More than 200 beautiful color photos showcase the breadth and diversity of Buffalo’s embarrassment of riches from the vast expanse of parks and gardens, architectural treasures, and the arts and cultural scene, to its proud past and positively brilliant future. It’s a visual celebration of the waterfront, colleges, fairs and festivals, and the amazing spirit of our neighborhoods.The Fine Art of Capturing Buffalo is the perfect gift for family, friends, clients, co-workers, and potential employees.
The fascinating story of the historic Elmwood District is told for the first time, from the arrival on the Niagara Frontier of Joseph Ellicott, through the role played by Fredrick Law Olmsted’s parks and parkways, and into the decline and renewal during modern era. This lushly illustrated book educates and enlightens, telling the stories of the people who gave Elmwood its enduring character, transforming it from dense forest into one of America’s top ten neighborhoods.
Treasure lives amidst the rubble of lost neighborhoods. Mixed-media artist Elizabeth Leader found a discarded family album and transformed it into collages that capture the rise and fall of the Rust Belt, honoring the immigrants and refugees who built America. Discarded Ancestors is a unique and beautiful coffee table book that poignantly illustrates a vibrant era in the nation’s industrial past couched within its decline.
A beautiful celebration of the light, color and architec¬ture of the 1901 Pan-American Exposition in Buffalo, New York. This oversized, coffee table book features two surprise pullout pages, one with a lovely watercolor rendition of the PanAm grounds, and the other a delightful night skyline of the PanAm that illustrates why Buffalo came to be known as the City of Light.
In 1900, Buffalo was the eighth largest city in the U.S. As the world ushered in the new century, Buffalo celebrated its status as a vibrant center for transportation, commerce, and industry and became home for thousands of immigrants who chose to begin their new lives in this promising City by the Lake. Postcards erupted on the scene around 1907, a short-lived product of the collision of emerging print technologies and existing postal regulations. This lovely book offers a fascinating and historically accurate glimpse of Buffalo’s Main Street at the turn of the last century through postcard scenes. These views of downtown reveal Buffalo as one of the most progressive and vibrant cities of the time. How fitting that postcards, made popular during Buffalo’s heyday, should pave the way through the city’s illustrious past. Perhaps they also provide valuable clues for directions in which Buffalo’s beautiful downtown could and should develop a century hence, rising from the ashes to emerge once again as a vital, vibrant hub for the entire region.

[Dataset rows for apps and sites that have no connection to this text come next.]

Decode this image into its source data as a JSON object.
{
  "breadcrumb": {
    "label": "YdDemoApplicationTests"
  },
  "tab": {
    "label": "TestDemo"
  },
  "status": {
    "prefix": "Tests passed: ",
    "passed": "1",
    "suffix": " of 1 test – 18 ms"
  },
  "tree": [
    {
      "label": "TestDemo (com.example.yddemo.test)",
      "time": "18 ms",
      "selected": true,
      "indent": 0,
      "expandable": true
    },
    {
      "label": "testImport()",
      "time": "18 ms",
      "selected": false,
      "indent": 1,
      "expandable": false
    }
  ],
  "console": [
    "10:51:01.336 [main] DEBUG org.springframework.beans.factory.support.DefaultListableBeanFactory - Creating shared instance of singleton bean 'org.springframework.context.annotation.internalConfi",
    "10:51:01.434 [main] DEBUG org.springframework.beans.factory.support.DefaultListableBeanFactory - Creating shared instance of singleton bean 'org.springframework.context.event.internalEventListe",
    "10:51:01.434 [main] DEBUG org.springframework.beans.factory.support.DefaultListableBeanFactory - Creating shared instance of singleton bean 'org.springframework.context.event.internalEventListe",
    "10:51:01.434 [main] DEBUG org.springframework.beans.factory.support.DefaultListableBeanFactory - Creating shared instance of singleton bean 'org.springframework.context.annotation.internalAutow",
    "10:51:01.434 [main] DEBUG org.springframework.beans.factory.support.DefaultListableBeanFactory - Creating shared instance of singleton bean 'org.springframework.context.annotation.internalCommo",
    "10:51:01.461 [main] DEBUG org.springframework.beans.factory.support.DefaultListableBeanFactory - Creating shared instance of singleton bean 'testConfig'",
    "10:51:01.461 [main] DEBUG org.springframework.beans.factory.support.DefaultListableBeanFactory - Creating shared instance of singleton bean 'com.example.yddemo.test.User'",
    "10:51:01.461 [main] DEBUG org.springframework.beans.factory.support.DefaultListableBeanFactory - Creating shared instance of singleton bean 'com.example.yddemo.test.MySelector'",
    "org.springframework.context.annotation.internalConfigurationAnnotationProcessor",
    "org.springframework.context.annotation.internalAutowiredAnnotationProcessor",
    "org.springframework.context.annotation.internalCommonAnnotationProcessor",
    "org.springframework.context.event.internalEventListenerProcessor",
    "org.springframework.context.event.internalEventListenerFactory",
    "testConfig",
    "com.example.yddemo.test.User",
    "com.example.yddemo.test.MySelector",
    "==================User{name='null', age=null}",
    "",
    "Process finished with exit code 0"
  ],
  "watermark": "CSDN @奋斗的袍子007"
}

With a robust, four-part, 32-page Index by Buffalo History Museum Assistant Librarian Amy Miller and an Introduction to the Second Edition by Buffalo History Museum Research Librarian Cynthia Van Ness, there is finally excellent access to this encyclopedic book’s amazing contents, street by street, family by family. The decades between the Mexican War and the beginning of World War I revolutionized America’s cities. Industrial prosperity produced an astonishing proliferation of capitalists and industrialists positioned to garner a disproportionate share of the profits. These noveau riches erected magnificent mansions, creating aristocratic residential thoroughfares in cities like Chicago, Boston and Buffalo, of which Delaware Avenue was surely among the most magnificent. Classic Delaware Avenue ran two and a quarter miles, from Niagara Square to Chapin – now Gates – Circle. Four generations of inter-Avenue marriages created a closely knit, complicated cousinry. Encyclopedic in scope, Buffalo’s Delaware Avenue: Mansions and Families is an immense book of facts that covers Buffalo’s grandest Avenue. Discover the tales behind these mansions and their illustrious families.
This illustrated, informative booklet offers a bird’s-eye view of the Pan-American Exposition. Review the grounds which were located between what today are Elmwood and Delaware avenues. See the sights that were seen then, when electricity was a novelty. And hear the sounds of the Pan-Am. A delightful CD of the music of the Pan-American Exposition as it was played by John Philip Sousa in 1901 – on player piano rolls – is tucked inside a colorful back pocket. A great way to experience a momentous event, when Buffalo came to be known as the City of Light.
A well-preserved creation of America’s most celebrated landscape architect, Point Chautauqua’s 1875 Frederick Law Olmsted design is listed on the National Register of Historic Places. Among Olmsted’s many works, Point Chautauqua stands alone. Only here did the master find a physical setting that conformed to his aesthetic ideal. Moreover, this was his only design for a religious community. Frederick Law Olmsted’s Point Chautauqua richly exhibits Olmsted’s design principles, making it a perfect example of historic landscape architecture that is also a living, working community, and a rewarding laboratory for students of historic landscape architecture.